> [What you have to do]
Print every record exactly.

> [Source information]

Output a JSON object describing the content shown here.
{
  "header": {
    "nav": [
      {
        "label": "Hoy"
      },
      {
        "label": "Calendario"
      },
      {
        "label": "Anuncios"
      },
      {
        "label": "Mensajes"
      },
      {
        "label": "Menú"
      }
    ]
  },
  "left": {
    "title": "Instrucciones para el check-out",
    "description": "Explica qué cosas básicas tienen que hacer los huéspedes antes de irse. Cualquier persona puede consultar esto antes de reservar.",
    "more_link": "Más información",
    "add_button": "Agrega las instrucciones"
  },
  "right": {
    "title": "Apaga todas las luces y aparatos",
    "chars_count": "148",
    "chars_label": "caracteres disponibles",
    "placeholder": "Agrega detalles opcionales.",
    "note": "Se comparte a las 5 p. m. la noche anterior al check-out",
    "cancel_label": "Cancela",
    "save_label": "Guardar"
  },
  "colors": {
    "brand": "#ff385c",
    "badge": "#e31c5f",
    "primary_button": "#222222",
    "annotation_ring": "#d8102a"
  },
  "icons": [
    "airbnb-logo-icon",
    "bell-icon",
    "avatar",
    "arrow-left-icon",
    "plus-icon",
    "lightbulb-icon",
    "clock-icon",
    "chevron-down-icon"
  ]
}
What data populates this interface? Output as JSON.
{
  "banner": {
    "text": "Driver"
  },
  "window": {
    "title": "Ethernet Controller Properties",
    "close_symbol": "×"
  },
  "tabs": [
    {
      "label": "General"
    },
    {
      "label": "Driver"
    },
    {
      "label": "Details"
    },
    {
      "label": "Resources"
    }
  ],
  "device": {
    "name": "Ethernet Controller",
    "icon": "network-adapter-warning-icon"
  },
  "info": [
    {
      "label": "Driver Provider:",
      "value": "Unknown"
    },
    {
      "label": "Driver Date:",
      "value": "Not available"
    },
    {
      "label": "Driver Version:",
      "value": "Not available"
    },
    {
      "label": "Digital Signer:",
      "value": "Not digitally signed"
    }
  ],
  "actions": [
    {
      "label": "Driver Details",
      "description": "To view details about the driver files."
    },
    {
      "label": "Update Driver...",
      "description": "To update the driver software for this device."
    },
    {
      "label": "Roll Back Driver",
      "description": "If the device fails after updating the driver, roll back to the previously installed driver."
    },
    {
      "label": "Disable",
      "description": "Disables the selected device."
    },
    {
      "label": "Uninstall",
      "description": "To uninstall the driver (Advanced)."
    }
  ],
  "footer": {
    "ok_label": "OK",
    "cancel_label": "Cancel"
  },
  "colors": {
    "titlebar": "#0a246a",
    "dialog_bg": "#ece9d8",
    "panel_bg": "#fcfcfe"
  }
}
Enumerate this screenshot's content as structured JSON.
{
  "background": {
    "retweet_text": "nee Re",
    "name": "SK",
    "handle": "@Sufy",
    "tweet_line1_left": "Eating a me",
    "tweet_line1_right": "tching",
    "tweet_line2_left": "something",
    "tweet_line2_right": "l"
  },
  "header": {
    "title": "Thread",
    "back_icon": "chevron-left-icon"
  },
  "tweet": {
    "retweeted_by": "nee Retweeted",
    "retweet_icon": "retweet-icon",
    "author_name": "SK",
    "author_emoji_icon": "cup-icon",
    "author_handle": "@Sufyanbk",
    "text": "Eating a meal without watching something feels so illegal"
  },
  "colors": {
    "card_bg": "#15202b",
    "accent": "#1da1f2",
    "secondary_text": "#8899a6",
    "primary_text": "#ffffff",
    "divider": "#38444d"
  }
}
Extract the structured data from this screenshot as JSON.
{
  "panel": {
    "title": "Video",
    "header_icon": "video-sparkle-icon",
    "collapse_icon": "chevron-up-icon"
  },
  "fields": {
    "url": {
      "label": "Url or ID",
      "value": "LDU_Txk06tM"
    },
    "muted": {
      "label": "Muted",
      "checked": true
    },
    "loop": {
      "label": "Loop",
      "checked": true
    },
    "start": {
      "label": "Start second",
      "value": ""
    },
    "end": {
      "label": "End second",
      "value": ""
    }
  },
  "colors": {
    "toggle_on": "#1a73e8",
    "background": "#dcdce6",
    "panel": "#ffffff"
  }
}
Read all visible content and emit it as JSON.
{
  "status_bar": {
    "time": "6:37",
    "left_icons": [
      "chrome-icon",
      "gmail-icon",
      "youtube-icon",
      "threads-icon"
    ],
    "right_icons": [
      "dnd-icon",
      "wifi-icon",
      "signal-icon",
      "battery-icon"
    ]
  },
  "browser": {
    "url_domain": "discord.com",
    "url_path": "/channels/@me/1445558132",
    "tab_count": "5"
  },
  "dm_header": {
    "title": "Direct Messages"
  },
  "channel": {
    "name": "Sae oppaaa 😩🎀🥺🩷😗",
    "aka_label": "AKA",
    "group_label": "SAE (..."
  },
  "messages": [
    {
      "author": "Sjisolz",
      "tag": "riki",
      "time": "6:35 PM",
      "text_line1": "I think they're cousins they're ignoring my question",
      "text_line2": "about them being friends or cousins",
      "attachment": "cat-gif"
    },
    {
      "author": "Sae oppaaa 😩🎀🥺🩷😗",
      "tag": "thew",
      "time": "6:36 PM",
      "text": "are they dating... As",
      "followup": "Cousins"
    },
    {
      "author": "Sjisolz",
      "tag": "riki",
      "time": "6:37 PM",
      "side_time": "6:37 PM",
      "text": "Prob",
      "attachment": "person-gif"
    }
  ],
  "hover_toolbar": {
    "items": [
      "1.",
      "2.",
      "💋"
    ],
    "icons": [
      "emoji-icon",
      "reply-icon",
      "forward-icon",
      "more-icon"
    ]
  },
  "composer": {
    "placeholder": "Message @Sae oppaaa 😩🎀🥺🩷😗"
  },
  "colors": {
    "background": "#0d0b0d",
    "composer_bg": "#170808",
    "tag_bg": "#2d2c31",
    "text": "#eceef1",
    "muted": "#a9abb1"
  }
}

> [Answer to this problem]
Output a JSON object describing the content shown here.
{
  "header": {
    "nav": [
      {
        "label": "Hoy"
      },
      {
        "label": "Calendario"
      },
      {
        "label": "Anuncios"
      },
      {
        "label": "Mensajes"
      },
      {
        "label": "Menú"
      }
    ]
  },
  "left": {
    "title": "Instrucciones para el check-out",
    "description": "Explica qué cosas básicas tienen que hacer los huéspedes antes de irse. Cualquier persona puede consultar esto antes de reservar.",
    "more_link": "Más información",
    "add_button": "Agrega las instrucciones"
  },
  "right": {
    "title": "Apaga todas las luces y aparatos",
    "chars_count": "148",
    "chars_label": "caracteres disponibles",
    "placeholder": "Agrega detalles opcionales.",
    "note": "Se comparte a las 5 p. m. la noche anterior al check-out",
    "cancel_label": "Cancela",
    "save_label": "Guardar"
  },
  "colors": {
    "brand": "#ff385c",
    "badge": "#e31c5f",
    "primary_button": "#222222",
    "annotation_ring": "#d8102a"
  },
  "icons": [
    "airbnb-logo-icon",
    "bell-icon",
    "avatar",
    "arrow-left-icon",
    "plus-icon",
    "lightbulb-icon",
    "clock-icon",
    "chevron-down-icon"
  ]
}
What data populates this interface? Output as JSON.
{
  "banner": {
    "text": "Driver"
  },
  "window": {
    "title": "Ethernet Controller Properties",
    "close_symbol": "×"
  },
  "tabs": [
    {
      "label": "General"
    },
    {
      "label": "Driver"
    },
    {
      "label": "Details"
    },
    {
      "label": "Resources"
    }
  ],
  "device": {
    "name": "Ethernet Controller",
    "icon": "network-adapter-warning-icon"
  },
  "info": [
    {
      "label": "Driver Provider:",
      "value": "Unknown"
    },
    {
      "label": "Driver Date:",
      "value": "Not available"
    },
    {
      "label": "Driver Version:",
      "value": "Not available"
    },
    {
      "label": "Digital Signer:",
      "value": "Not digitally signed"
    }
  ],
  "actions": [
    {
      "label": "Driver Details",
      "description": "To view details about the driver files."
    },
    {
      "label": "Update Driver...",
      "description": "To update the driver software for this device."
    },
    {
      "label": "Roll Back Driver",
      "description": "If the device fails after updating the driver, roll back to the previously installed driver."
    },
    {
      "label": "Disable",
      "description": "Disables the selected device."
    },
    {
      "label": "Uninstall",
      "description": "To uninstall the driver (Advanced)."
    }
  ],
  "footer": {
    "ok_label": "OK",
    "cancel_label": "Cancel"
  },
  "colors": {
    "titlebar": "#0a246a",
    "dialog_bg": "#ece9d8",
    "panel_bg": "#fcfcfe"
  }
}
Enumerate this screenshot's content as structured JSON.
{
  "background": {
    "retweet_text": "nee Re",
    "name": "SK",
    "handle": "@Sufy",
    "tweet_line1_left": "Eating a me",
    "tweet_line1_right": "tching",
    "tweet_line2_left": "something",
    "tweet_line2_right": "l"
  },
  "header": {
    "title": "Thread",
    "back_icon": "chevron-left-icon"
  },
  "tweet": {
    "retweeted_by": "nee Retweeted",
    "retweet_icon": "retweet-icon",
    "author_name": "SK",
    "author_emoji_icon": "cup-icon",
    "author_handle": "@Sufyanbk",
    "text": "Eating a meal without watching something feels so illegal"
  },
  "colors": {
    "card_bg": "#15202b",
    "accent": "#1da1f2",
    "secondary_text": "#8899a6",
    "primary_text": "#ffffff",
    "divider": "#38444d"
  }
}
Extract the structured data from this screenshot as JSON.
{
  "panel": {
    "title": "Video",
    "header_icon": "video-sparkle-icon",
    "collapse_icon": "chevron-up-icon"
  },
  "fields": {
    "url": {
      "label": "Url or ID",
      "value": "LDU_Txk06tM"
    },
    "muted": {
      "label": "Muted",
      "checked": true
    },
    "loop": {
      "label": "Loop",
      "checked": true
    },
    "start": {
      "label": "Start second",
      "value": ""
    },
    "end": {
      "label": "End second",
      "value": ""
    }
  },
  "colors": {
    "toggle_on": "#1a73e8",
    "background": "#dcdce6",
    "panel": "#ffffff"
  }
}
Read all visible content and emit it as JSON.
{
  "status_bar": {
    "time": "6:37",
    "left_icons": [
      "chrome-icon",
      "gmail-icon",
      "youtube-icon",
      "threads-icon"
    ],
    "right_icons": [
      "dnd-icon",
      "wifi-icon",
      "signal-icon",
      "battery-icon"
    ]
  },
  "browser": {
    "url_domain": "discord.com",
    "url_path": "/channels/@me/1445558132",
    "tab_count": "5"
  },
  "dm_header": {
    "title": "Direct Messages"
  },
  "channel": {
    "name": "Sae oppaaa 😩🎀🥺🩷😗",
    "aka_label": "AKA",
    "group_label": "SAE (..."
  },
  "messages": [
    {
      "author": "Sjisolz",
      "tag": "riki",
      "time": "6:35 PM",
      "text_line1": "I think they're cousins they're ignoring my question",
      "text_line2": "about them being friends or cousins",
      "attachment": "cat-gif"
    },
    {
      "author": "Sae oppaaa 😩🎀🥺🩷😗",
      "tag": "thew",
      "time": "6:36 PM",
      "text": "are they dating... As",
      "followup": "Cousins"
    },
    {
      "author": "Sjisolz",
      "tag": "riki",
      "time": "6:37 PM",
      "side_time": "6:37 PM",
      "text": "Prob",
      "attachment": "person-gif"
    }
  ],
  "hover_toolbar": {
    "items": [
      "1.",
      "2.",
      "💋"
    ],
    "icons": [
      "emoji-icon",
      "reply-icon",
      "forward-icon",
      "more-icon"
    ]
  },
  "composer": {
    "placeholder": "Message @Sae oppaaa 😩🎀🥺🩷😗"
  },
  "colors": {
    "background": "#0d0b0d",
    "composer_bg": "#170808",
    "tag_bg": "#2d2c31",
    "text": "#eceef1",
    "muted": "#a9abb1"
  }
}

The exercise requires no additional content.